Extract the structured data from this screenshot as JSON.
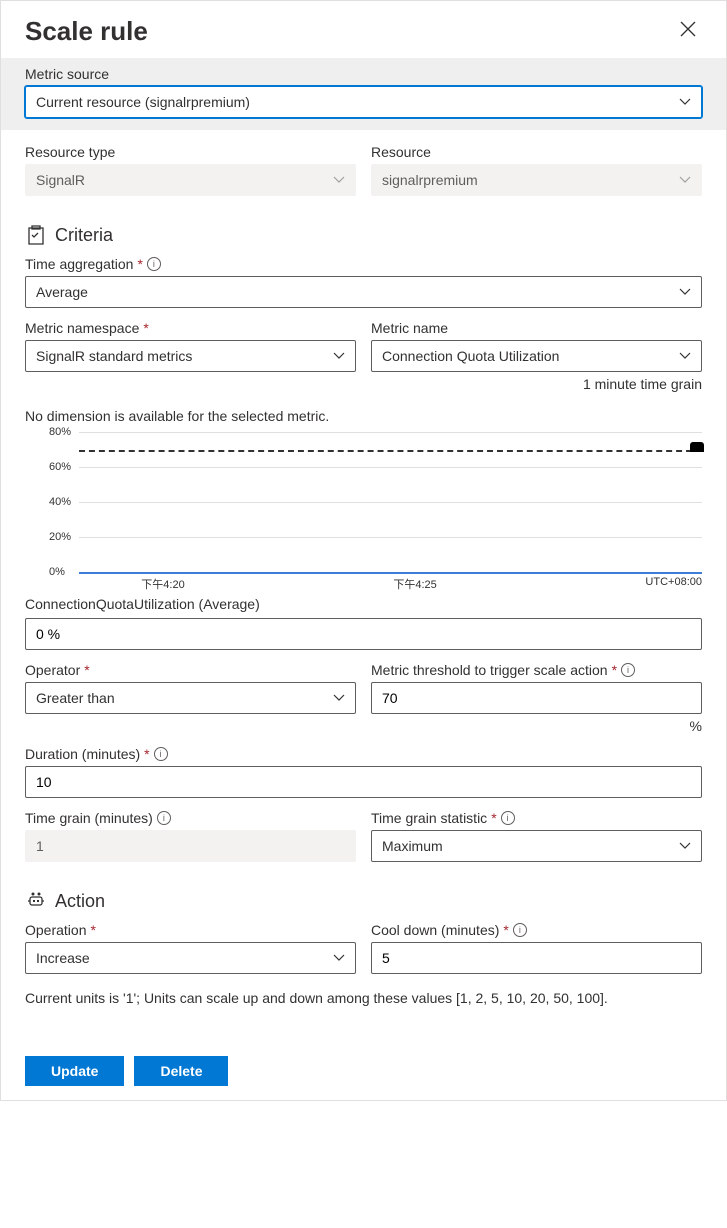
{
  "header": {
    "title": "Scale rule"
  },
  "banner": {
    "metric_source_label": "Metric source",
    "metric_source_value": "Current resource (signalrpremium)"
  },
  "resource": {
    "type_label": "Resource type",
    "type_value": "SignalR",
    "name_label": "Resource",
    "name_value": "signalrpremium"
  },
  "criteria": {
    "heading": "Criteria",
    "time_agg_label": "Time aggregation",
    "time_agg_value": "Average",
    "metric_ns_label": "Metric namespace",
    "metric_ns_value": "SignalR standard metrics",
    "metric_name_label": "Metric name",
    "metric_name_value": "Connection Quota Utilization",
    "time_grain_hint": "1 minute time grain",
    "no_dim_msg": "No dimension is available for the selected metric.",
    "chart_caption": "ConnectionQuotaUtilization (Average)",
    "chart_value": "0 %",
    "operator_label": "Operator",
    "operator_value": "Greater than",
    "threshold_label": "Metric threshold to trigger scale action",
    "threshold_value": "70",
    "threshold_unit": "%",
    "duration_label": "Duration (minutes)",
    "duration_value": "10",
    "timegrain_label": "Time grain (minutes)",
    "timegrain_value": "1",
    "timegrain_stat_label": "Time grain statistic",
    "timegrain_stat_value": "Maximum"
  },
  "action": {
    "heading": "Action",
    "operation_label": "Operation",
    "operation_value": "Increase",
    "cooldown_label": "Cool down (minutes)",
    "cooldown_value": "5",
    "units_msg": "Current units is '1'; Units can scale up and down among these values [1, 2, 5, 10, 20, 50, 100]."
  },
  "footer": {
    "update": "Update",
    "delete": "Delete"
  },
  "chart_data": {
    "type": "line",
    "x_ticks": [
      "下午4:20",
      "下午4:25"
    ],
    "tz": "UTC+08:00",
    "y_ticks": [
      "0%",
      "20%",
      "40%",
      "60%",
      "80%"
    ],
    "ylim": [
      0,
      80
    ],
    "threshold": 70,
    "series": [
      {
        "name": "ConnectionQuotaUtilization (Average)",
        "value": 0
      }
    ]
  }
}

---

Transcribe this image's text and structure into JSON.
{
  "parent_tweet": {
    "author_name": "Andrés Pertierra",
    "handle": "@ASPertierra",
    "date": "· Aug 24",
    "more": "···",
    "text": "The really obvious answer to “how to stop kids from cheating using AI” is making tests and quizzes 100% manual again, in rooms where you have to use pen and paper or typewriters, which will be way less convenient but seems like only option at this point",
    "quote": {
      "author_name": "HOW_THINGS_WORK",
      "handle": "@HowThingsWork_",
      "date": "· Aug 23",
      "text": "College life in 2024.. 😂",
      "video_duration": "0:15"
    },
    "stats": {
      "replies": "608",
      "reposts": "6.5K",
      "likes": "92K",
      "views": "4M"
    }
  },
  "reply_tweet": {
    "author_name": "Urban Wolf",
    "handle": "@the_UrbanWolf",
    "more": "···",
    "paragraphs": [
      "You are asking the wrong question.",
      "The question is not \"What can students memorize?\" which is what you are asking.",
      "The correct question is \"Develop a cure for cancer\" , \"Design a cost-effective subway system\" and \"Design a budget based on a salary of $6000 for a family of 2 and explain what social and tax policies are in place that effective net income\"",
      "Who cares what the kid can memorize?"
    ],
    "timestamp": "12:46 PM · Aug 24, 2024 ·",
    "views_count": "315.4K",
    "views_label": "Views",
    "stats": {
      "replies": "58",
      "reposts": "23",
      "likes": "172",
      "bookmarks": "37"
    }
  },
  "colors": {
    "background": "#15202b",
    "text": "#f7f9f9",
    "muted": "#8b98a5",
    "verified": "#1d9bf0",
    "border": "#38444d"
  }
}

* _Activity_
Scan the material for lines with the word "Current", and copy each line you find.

* _Solution below_
    "metric_source_value": "Current resource (signalrpremium)"
    "units_msg": "Current units is '1'; Units can scale up and down among these values [1, 2, 5, 10, 20, 50, 100]."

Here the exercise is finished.